I don't actually think Patrick Bateman is his real name. His lawyer calls him Davis, which could be his real name. Patrick Bateman could be the first person he has killed, whom he has stolen the identity of in his head, the same way he stole paul allen's identity. Patrick Bateman may have been his first victim which causes his insanity (?)

share|improve this answer

In the end scene his lawyer calls him Davis but when he goes back to sit with his group of co-workers, one of them refers to him as Bateman. Paul Allen refers to him as Marcus Halberatram so my guess is Paul Allen and some of the other not so close people to Patrick just mistaken him for someone else cause there's so many of them and they are self centered, he really is Patrick Bateman. Everyone else (the people closest to him) calls him Patrick Bateman, such as the people he most hangs around from work, his fiancee, and his assistant. I think he didn't kill anyone except maybe Paul Allen cause the lawyer mistakes him for Davis, so he probably mistook someone else for Paul Allen. I could be wrong and maybe it was Paul so maybe he just imagined he killed him too.It's hard to say because the lawyer says he was with Paul in London ten days ago, but what's the time span from when he believes he killed Paul and he was reported missing. Plus wouldn't it be too convenient for someone else to be in London, the one Patrick picked out of the choices he came up with when he was thinking of where he could say Paul went when he left the message on the answering machine. And how did the security guard not notice he left blood going along the floor when he dragged the body out the door, plus you don't see it anymore in the clip when he's outside about to put it in the trunk. Also in the beginning he yells at the girl bartending "you're a fucking ugly bitch! I want to stab you too death, then play around with your blood." And she doesn't even hear a word he says or even makes any sort of facial expression acknowledging what he said, and he has a smile on his face when she hands him the drinks which makes me believe he just imagined saying that to her. Plus when he kills the hooker with the chainsaw, it was not occupied by anyone so if it was an empty/abandoned building, how did he get into a room without a key or something similar to get in the room without any signs force and no one heard the chainsaw. When he looks in the closet there was no bodies and he looked confused because there wasn't any.
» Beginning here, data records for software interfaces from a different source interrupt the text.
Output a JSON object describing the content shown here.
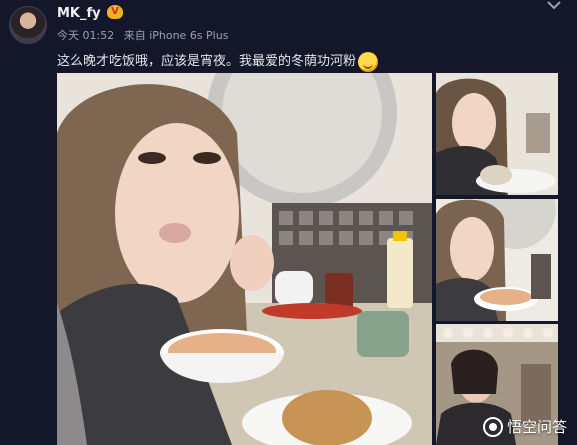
{
  "user": {
    "name": "MK_fy",
    "badge": "V"
  },
  "meta": {
    "time": "今天 01:52",
    "source": "来自 iPhone 6s Plus"
  },
  "post": {
    "text": "这么晚才吃饭哦，应该是宵夜。我最爱的冬荫功河粉"
  },
  "watermark": {
    "text": "悟空问答"
  },
  "icons": {
    "expand": "chevron-down-icon",
    "emoji": "grin-emoji-icon",
    "badge": "vip-badge-icon",
    "watermark": "wukong-logo-icon"
  }
}
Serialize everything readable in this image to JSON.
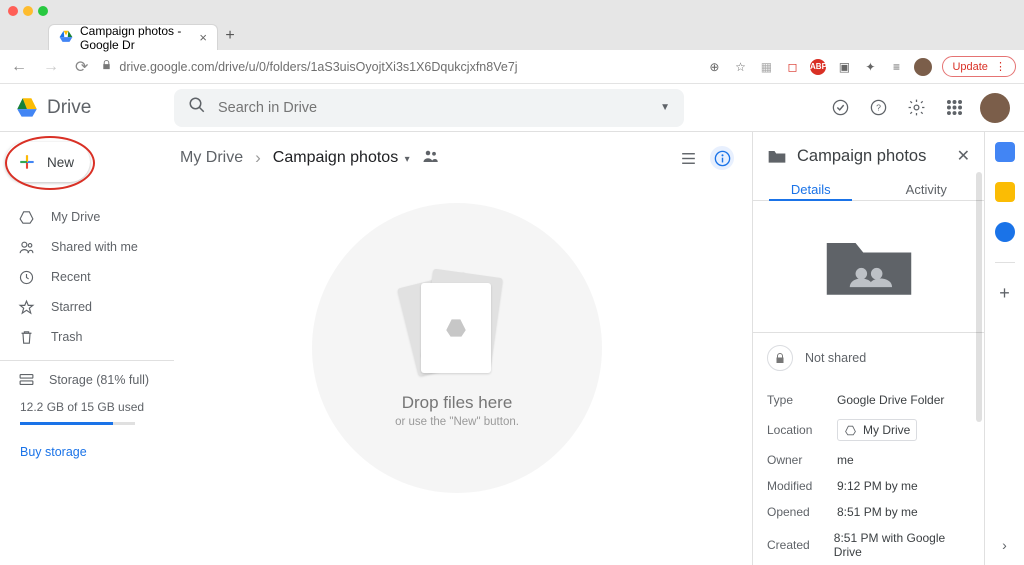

share|improve this answer

Your Answer

 
discard

By posting your answer, you agree to the privacy policy and terms of service.

Not the answer you're looking for? Browse other questions tagged or ask your own question.